When you hear the term workplace violence, more than likely, you imagine the threat of physical assault. However, it is much more common to be attacked with words while on the job, than with fists.
Any of us that have experienced it understand that verbal abuse can be just as damaging. But, at the same time, it is much harder to quantify. Different people experience it in different ways.
To illustrate this point, we have designed a verbal abuse online quiz.
Rate how you would feel if a colleague or customer said the following to you:
As you worked through these instances of verbal abuse, it may have occurred to you that there is no correct answer. And that is the point. Everybody experiences verbal abuse differently. But it is important to understand which areas you yourself are more sensitive too.
Which phrases would you find the most difficult to deal with? And which the easiest?
Moreover, if you were really subject to the abuse in the quiz, how would you react? Would you impulsively lash out? Would you laugh? Cry? Would you say that you are sorry?
Traditional violence and aggression training tends to rely on preparing individuals for physical assaults and providing them the skills to de-escalate situations. But this will not work for every scenario they may face. As was noted in Walter Brennon’s workplace verbal abuse, certain types of abuse can’t be de-escalated.

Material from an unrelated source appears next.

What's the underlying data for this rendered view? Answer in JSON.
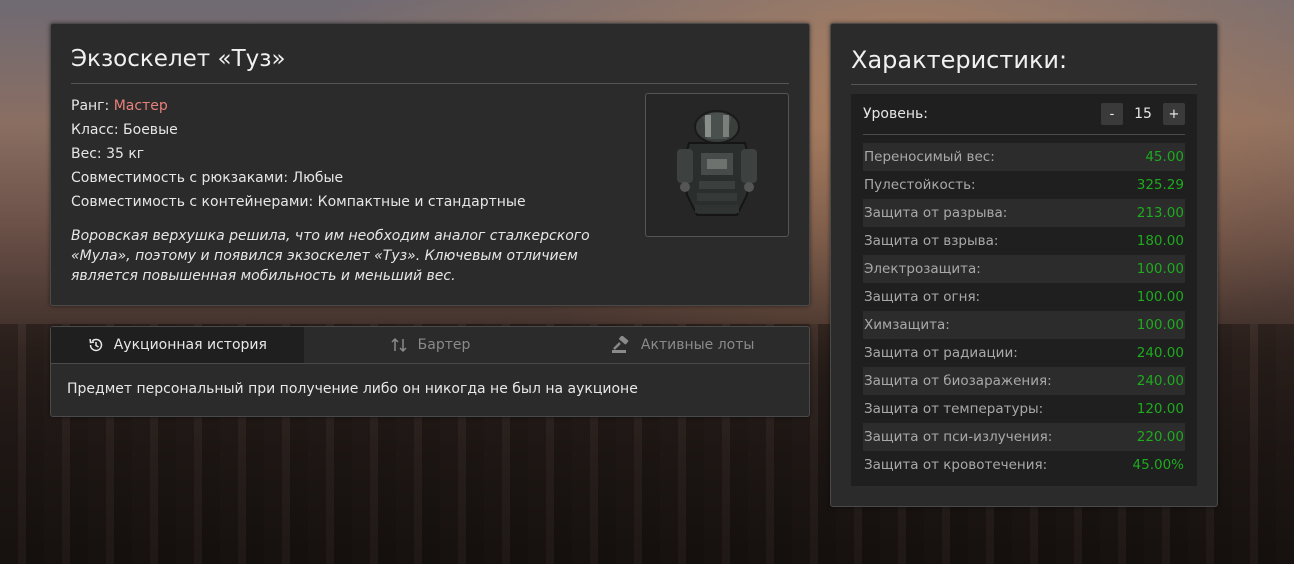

Furthermore, if verbal abuse significantly upsets you, you may be more apt to punch the offender in the face, rather than calm them down.
Verbal abuse is a complex issue. Therefore, violence and aggression training needs to be equally complex. It should provide staff with de-escalation techniques, but also an understanding of themselves. It should provide staff with a clear picture of how you might react and what to do, if the worst happens.